I love projects and I love cupolas so it was fate that these two should meet. This is project cupola.
I should explain. A cupola looks like a little shed on top of a barn roof. It is there to promote ventilation. Projects are something I do in my shop to keep me from going nuts during the long, gray forth season known as winter. There, now you’re up to speed.
I began the cupola on a ladder. I climbed to the gable-end peak of the shop roof and laid two boards on end along the roof-line so I knew their angle. I then ran screws through the boards where they met. I took this newly-formed template into the shop and screwed it to my workbench.
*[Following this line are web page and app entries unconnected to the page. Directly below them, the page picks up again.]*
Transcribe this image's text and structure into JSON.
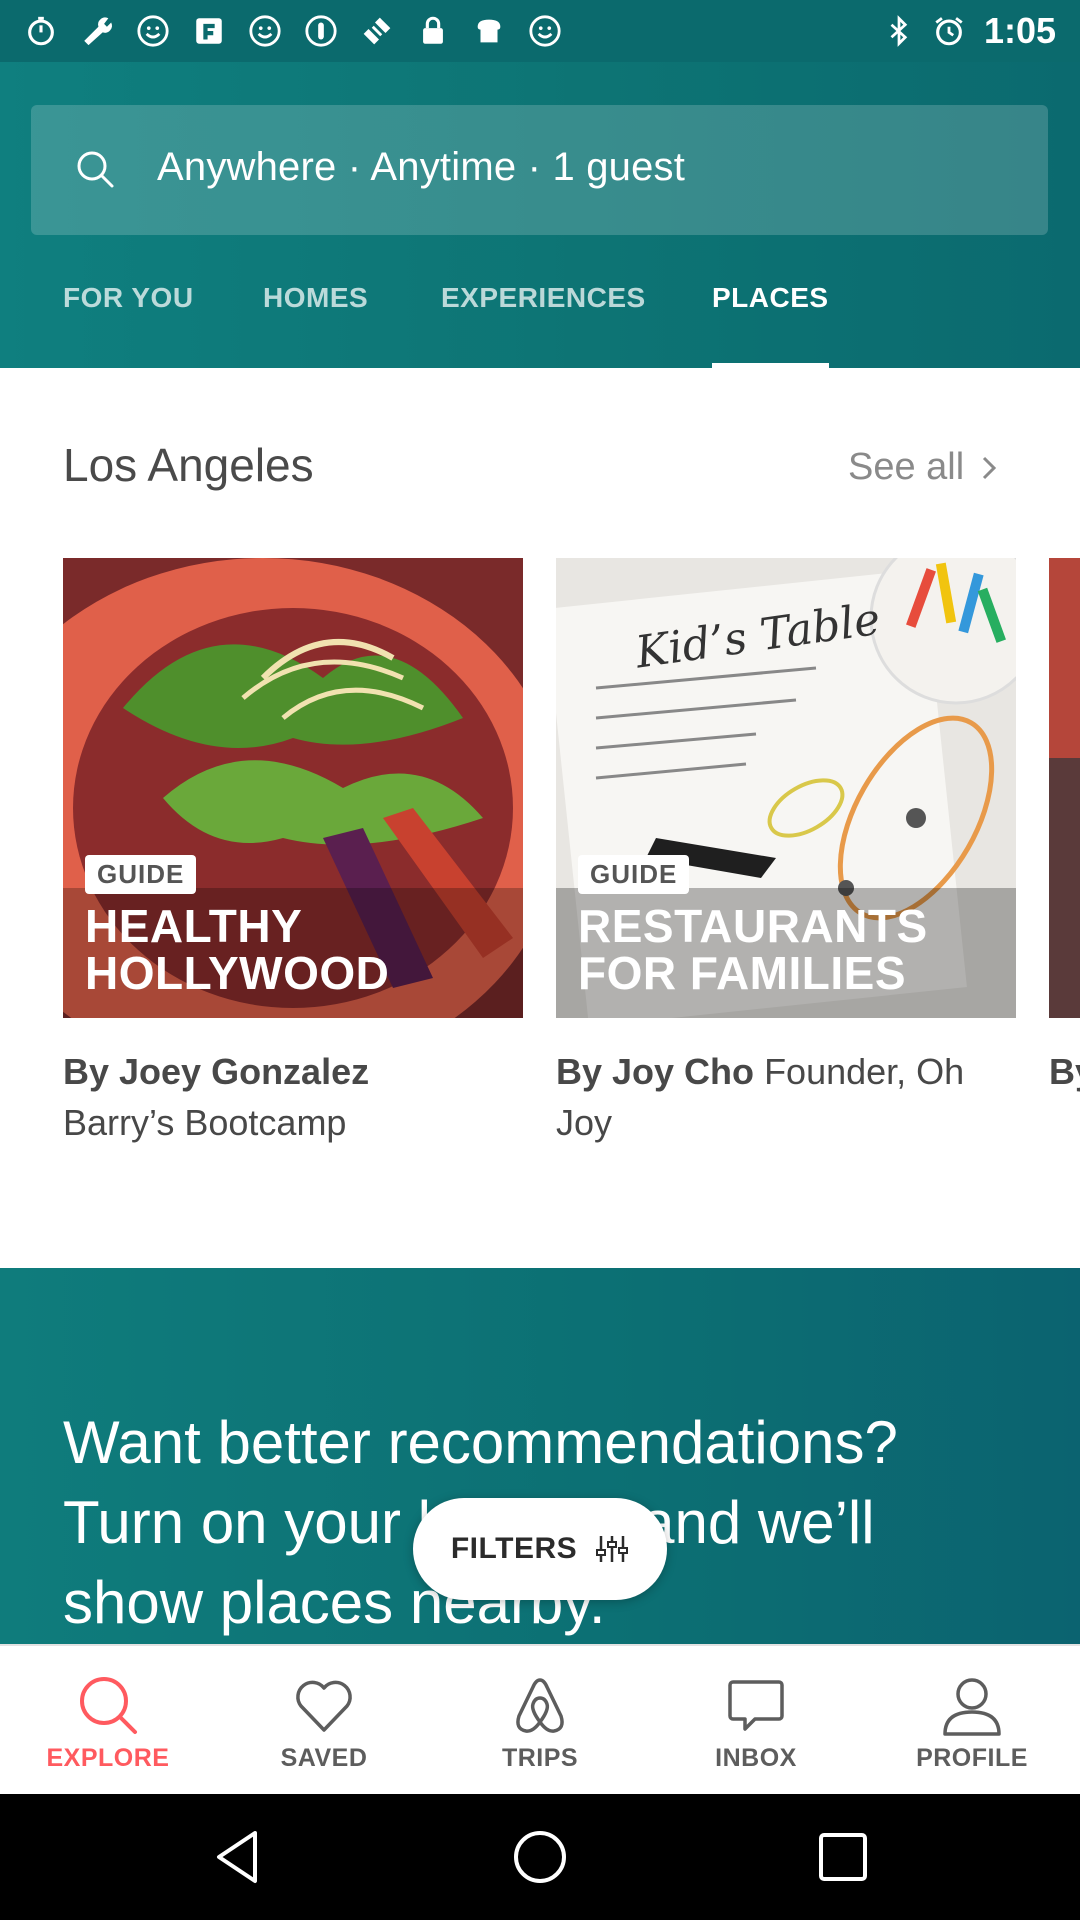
{
  "status_bar": {
    "time": "1:05",
    "left_icons": [
      "timer-icon",
      "wrench-icon",
      "smiley-icon",
      "fandango-icon",
      "smiley-icon",
      "smiley-icon",
      "pill-icon",
      "satellite-icon",
      "lock-icon",
      "toast-icon",
      "smiley-icon"
    ],
    "right_icons": [
      "bluetooth-icon",
      "alarm-icon"
    ]
  },
  "search": {
    "placeholder": "Anywhere · Anytime · 1 guest"
  },
  "tabs": [
    {
      "label": "FOR YOU",
      "active": false
    },
    {
      "label": "HOMES",
      "active": false
    },
    {
      "label": "EXPERIENCES",
      "active": false
    },
    {
      "label": "PLACES",
      "active": true
    }
  ],
  "section": {
    "title": "Los Angeles",
    "see_all": "See all"
  },
  "cards": [
    {
      "badge": "GUIDE",
      "title_line1": "HEALTHY",
      "title_line2": "HOLLYWOOD",
      "author": "By Joey Gonzalez",
      "subtitle": "Barry’s Bootcamp"
    },
    {
      "badge": "GUIDE",
      "title_line1": "RESTAURANTS",
      "title_line2": "FOR FAMILIES",
      "author": "By Joy Cho",
      "subtitle": "Founder, Oh Joy",
      "menu_text": "Kid’s Table"
    },
    {
      "author": "By"
    }
  ],
  "banner": {
    "text": "Want better recommendations? Turn on your location and we’ll show places nearby."
  },
  "filters": {
    "label": "FILTERS"
  },
  "bottom_nav": [
    {
      "label": "EXPLORE",
      "icon": "search-icon",
      "active": true
    },
    {
      "label": "SAVED",
      "icon": "heart-icon",
      "active": false
    },
    {
      "label": "TRIPS",
      "icon": "airbnb-logo-icon",
      "active": false
    },
    {
      "label": "INBOX",
      "icon": "chat-bubble-icon",
      "active": false
    },
    {
      "label": "PROFILE",
      "icon": "person-icon",
      "active": false
    }
  ],
  "colors": {
    "header_teal": "#0d7474",
    "accent_red": "#ff5a5f",
    "text_dark": "#484848"
  }
}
Everything I built from this point out would depend on the accuracy of my template so I checked it several times then began my work.
The base of the cupola really just needs to transfer the weight of the structure to the roof. The base is sturdy but I was more concerned with it being rigid laterally than anything else. The top side of the base structure consisted of two by fours and covered by a ¾ inch thick piece of osb. After I formed the skeleton of the base, I wrapped it in red barn steel on the side and coil stock on the top.
The top of the cupola was formed by cutting two semi-circles from a sheet of ¾ inch oriented strand board (osb.) I then stood both semi-circles on their flat side 48 inches apart and screwed two by fours to span the distance between the sheets of osb. I formed a structure in between the two by fours where they met the semi-circle of osb with more two by fours which created an almost-semi-circular frame on the interior of the top portion of cupola. If you are lost by now, don’t feel bad. Re-read the previous three sentences and you will probably still be-lost.
It was now time to mount the top to the bottom. I made wooden posts from a sandwich of two by fours and osb. I needed to leave a channel open in the middle of each post so that a half-threaded rod could be passed through it. I used the threaded rod to squeeze each two foot post in between the top and bottom which created an open space, kind of like a church steeple. I also threaded 14 gauge wire through one post as I wanted to mount a light from the bottom of the top part of the cupola.
The roof of the cupola is covered in galvanized steel. I cut the galvanized steel so that it hangs about two inches over each side of the osb board which forms the face of the top. The face of the cupola was covered in red barn steel and slotted into flexible j-channel which rides the upside-down curve formed by the bottom of the galvanized-steel roof. The four bare-wood posts were then covered in Versatex column wrap which was glued and fastened into place.
My nephew, Ben Nelson, brought his bucket truck out to lift the cupola into place. He also let me ride along so I could finish up the wiring. The light is mounted to the “ceiling” of the cupola and is on a photovoltaic switch. I typically overbuild and the cupola was no different as Ben and I had to carry it out of my shop which proved to be a real “milk strainer.”
I included pictures but you’ll notice the cupola gives my shop a southern colonial look to it. This was unintentional as there was no plan included with this project. Anyway, I think it looks nice and it always good to lean on a project as I limp through winter.